Statistics will back this up. The World Cancer Research Fund International said 84% of cervical cancer cases occur in less developed countries. In the Philippines, more than 6,000 new cases are diagnosed yearly.
Although early sexual activity and having many sexual partners contribute to cervical cancer, the disease may also be one of the side effects of smoking, a weak immune system, being overweight, or a diet low in fruits and vegetables, according to the American Cancer Society (ACS).Ceremonial vaccination at Addition Hills Integrated School in Mandaluyong
An important risk factor is being infected with the human papilloma virus (HPV). This is the same virus that causes warts or papillomas which are non-cancerous tumors. Many women have no problem dealing with the virus. In others, however, HPV survives for years and leads to cervical cancer.DepEd and DOH representatives together with Mandaluyong City local government officials
The good news is there is an effective way to prevent an HPV infection which the Department of Health (DOH) said is responsible for 99% of cervical cancer cases in women. The answer lies in HPV vaccination. This simple measure protects both men and women from cervical cancer and can be started as early as age 9. The ACS said the vaccine works best in preteens and is usually given at age 11 or 12.

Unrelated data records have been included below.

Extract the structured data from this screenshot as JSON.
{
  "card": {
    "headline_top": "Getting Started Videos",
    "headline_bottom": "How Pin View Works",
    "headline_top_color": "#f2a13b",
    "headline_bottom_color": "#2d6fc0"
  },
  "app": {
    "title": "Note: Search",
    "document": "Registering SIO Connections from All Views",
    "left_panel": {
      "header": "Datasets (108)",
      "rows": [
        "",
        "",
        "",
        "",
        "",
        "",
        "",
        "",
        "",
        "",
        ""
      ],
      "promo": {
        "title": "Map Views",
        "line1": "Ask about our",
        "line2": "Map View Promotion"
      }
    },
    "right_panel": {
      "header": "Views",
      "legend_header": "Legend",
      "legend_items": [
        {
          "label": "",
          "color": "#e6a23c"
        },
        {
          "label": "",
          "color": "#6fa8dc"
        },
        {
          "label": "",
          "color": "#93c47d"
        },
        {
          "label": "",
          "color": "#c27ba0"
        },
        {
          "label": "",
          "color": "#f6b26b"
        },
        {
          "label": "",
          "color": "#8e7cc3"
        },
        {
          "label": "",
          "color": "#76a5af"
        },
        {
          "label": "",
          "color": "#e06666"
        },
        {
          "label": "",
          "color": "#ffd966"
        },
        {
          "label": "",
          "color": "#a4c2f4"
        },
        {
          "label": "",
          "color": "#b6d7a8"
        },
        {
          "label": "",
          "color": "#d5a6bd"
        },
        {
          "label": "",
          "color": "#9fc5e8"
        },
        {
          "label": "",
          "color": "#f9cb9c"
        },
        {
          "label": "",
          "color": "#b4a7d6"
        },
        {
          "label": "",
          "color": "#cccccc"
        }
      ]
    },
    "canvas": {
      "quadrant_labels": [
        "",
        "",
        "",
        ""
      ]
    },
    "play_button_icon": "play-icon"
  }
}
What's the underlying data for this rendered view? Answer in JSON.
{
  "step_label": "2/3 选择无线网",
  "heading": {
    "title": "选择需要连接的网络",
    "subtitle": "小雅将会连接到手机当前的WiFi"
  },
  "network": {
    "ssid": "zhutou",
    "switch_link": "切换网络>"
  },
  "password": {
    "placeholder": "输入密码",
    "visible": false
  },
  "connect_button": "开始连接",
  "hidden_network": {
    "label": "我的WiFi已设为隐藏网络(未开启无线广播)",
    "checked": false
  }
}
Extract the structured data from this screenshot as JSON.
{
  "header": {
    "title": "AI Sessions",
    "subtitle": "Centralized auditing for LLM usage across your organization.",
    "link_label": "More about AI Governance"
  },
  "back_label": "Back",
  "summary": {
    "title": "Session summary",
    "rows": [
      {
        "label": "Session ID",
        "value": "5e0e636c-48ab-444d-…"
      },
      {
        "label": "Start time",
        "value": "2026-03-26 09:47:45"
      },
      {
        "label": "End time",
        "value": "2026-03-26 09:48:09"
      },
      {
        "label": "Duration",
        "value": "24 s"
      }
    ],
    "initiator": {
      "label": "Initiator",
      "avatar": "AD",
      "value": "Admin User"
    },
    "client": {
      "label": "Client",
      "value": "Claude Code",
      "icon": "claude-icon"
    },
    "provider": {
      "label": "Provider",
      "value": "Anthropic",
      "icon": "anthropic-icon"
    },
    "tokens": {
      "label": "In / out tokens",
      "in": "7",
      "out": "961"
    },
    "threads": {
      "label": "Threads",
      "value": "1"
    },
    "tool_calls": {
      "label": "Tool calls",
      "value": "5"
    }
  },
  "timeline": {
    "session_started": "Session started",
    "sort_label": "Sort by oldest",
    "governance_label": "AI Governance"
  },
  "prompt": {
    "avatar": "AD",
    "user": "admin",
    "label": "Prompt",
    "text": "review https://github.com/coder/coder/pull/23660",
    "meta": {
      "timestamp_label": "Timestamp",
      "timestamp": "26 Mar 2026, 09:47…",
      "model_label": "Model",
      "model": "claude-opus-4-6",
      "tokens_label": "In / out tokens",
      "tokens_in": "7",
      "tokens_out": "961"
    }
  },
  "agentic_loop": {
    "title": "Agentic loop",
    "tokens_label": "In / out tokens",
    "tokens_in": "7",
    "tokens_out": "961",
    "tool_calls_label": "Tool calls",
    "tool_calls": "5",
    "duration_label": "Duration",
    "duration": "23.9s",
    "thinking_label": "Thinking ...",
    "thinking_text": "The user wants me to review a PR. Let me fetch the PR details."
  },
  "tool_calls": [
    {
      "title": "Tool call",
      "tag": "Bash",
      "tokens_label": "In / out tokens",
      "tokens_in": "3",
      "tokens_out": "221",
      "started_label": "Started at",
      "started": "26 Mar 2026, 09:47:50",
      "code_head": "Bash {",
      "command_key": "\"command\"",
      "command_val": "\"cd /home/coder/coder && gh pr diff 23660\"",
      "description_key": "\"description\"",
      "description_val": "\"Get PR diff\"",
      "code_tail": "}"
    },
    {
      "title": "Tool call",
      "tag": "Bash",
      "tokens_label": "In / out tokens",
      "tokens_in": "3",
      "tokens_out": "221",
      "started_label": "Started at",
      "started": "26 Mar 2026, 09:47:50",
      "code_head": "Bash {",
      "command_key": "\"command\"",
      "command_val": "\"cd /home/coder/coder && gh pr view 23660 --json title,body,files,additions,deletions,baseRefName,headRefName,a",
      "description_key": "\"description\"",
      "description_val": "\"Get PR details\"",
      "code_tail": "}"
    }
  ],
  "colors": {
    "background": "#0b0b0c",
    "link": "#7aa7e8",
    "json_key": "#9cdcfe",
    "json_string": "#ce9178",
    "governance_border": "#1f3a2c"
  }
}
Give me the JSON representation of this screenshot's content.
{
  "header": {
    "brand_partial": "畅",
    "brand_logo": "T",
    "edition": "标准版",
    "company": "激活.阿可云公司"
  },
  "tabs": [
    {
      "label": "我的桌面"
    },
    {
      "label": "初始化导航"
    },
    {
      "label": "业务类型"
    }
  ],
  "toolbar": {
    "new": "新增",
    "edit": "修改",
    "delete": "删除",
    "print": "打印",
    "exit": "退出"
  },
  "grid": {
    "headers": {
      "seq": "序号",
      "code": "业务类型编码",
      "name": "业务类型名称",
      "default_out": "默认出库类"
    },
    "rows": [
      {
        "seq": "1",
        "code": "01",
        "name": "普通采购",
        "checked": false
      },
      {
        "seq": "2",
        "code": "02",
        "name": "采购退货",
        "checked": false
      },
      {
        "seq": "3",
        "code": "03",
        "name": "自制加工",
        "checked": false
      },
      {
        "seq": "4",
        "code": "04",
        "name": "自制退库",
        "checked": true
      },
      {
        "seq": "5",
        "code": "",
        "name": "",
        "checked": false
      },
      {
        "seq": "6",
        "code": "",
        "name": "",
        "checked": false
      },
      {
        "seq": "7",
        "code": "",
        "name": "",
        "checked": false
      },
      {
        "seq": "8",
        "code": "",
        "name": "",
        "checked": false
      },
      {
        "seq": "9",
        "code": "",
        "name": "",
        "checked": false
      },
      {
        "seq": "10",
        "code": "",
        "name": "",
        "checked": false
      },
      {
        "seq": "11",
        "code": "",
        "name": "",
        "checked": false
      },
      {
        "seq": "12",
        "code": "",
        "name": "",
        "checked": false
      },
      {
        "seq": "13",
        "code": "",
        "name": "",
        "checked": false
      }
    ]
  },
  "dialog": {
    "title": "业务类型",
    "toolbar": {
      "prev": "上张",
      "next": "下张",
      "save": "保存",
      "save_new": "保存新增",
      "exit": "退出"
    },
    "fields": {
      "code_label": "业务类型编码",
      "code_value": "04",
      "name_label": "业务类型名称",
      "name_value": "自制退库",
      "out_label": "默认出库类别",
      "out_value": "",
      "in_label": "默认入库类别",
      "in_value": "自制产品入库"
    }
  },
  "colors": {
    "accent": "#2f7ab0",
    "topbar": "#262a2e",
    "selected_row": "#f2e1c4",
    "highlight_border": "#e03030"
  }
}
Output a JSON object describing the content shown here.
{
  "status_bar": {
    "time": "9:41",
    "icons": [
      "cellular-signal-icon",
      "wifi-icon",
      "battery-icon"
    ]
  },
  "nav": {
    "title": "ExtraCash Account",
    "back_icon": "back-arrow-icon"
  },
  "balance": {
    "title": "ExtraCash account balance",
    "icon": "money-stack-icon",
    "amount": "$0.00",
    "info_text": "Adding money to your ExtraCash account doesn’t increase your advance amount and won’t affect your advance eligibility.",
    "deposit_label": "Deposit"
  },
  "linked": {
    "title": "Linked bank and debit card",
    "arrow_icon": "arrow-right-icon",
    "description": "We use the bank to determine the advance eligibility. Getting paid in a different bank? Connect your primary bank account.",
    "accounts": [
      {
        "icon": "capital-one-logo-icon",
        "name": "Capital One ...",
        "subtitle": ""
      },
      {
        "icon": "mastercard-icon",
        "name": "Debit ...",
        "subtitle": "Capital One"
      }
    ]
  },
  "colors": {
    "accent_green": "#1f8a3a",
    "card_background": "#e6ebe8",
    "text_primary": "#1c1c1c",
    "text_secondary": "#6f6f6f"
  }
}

Among the lucky recipients of the expensive HPV vaccine were 180 Grade IV female students of Addition Hills Integrated School in Mandaluyong City who stood up against cervical cancer yesterday. This was done with the help of the DOH which launched its school-based HPV immunization program.The inaugural vaccination activity was conducted in collaboration with the Department of Education and the Department of Interior and Local Government. MSD Gardasil – vaccine is used in this event, according to Hon. Congresswoman Queenie Gonzales.
“Shifting the HPV vaccination from a community-based to a school-based approach enables us to provide vaccination services to a ‘catch’ population. We will be able Io reach high coverage and dropout rate will be minimized. School health settings will provide good opportunities to integrate vaccine delivery with other health interventions like health information and warnings against tobacco and drug use,” explained DOH Secretary Dr. Paulyn Jean Rosell-Ubial.
“Making modern health care solutions more readily available for people has always been one of the thrusts of the local government, especially when it comes to preventing unnecessary suffering. Hence, we fully support the HPV vaccination program,” added Mandaluyong City Mayor Carmelita Abalos.
Mandaluyong Congresswoman Queenie Gonzales further underscored the significance of vaccination in upholding the health and quality of life of the family.“Women have always been at the heart of the Filipino family and society. They are our mothers, sisters, and daughters. We must ensure their protection against diseases such as cervical cancer. Bringing the vaccines to school, where the target beneficiaries are, helps in intensifying the effort,” she concluded.